Only lines holding the word "Settings" are needed; copy each of them from the material.

= = = =

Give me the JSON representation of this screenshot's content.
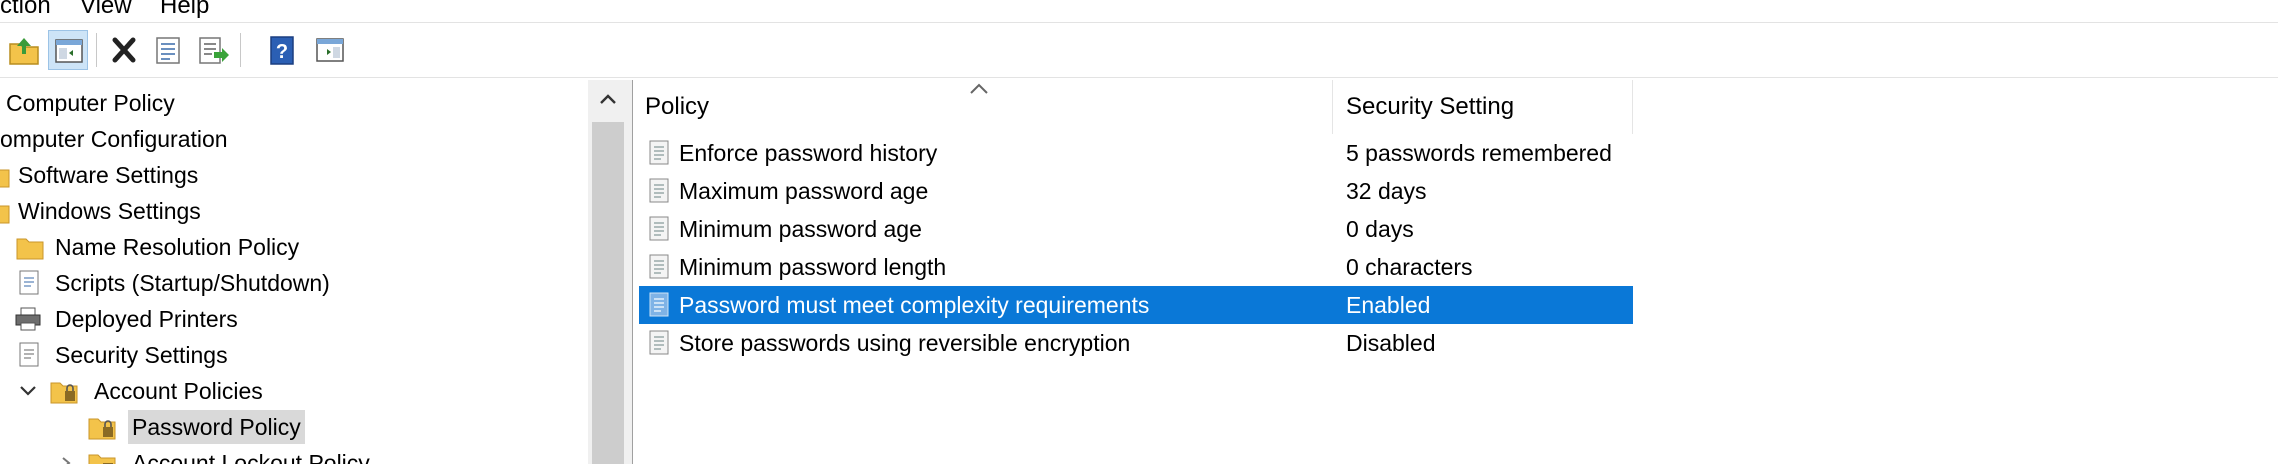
{
  "menu": [
    "ction",
    "View",
    "Help"
  ],
  "toolbar": {
    "icons": [
      "up-folder-icon",
      "show-hide-tree-icon",
      "delete-icon",
      "properties-icon",
      "export-list-icon",
      "help-icon",
      "show-hide-action-pane-icon"
    ]
  },
  "tree": {
    "items": [
      {
        "label": "Computer Policy"
      },
      {
        "label": "omputer Configuration"
      },
      {
        "label": "Software Settings"
      },
      {
        "label": "Windows Settings"
      },
      {
        "label": "Name Resolution Policy"
      },
      {
        "label": "Scripts (Startup/Shutdown)"
      },
      {
        "label": "Deployed Printers"
      },
      {
        "label": "Security Settings"
      },
      {
        "label": "Account Policies"
      },
      {
        "label": "Password Policy"
      },
      {
        "label": "Account Lockout Policy"
      }
    ]
  },
  "list": {
    "headers": {
      "policy": "Policy",
      "setting": "Security Setting"
    },
    "rows": [
      {
        "policy": "Enforce password history",
        "setting": "5 passwords remembered"
      },
      {
        "policy": "Maximum password age",
        "setting": "32 days"
      },
      {
        "policy": "Minimum password age",
        "setting": "0 days"
      },
      {
        "policy": "Minimum password length",
        "setting": "0 characters"
      },
      {
        "policy": "Password must meet complexity requirements",
        "setting": "Enabled"
      },
      {
        "policy": "Store passwords using reversible encryption",
        "setting": "Disabled"
      }
    ],
    "selected_row": 4
  },
  "colors": {
    "selection": "#0a78d7",
    "tree_selection": "#d9d9d9",
    "folder": "#f3c34a"
  }
}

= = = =

## YOUR RESPONSE
        "label": "Software Settings"
        "label": "Windows Settings"
        "label": "Security Settings"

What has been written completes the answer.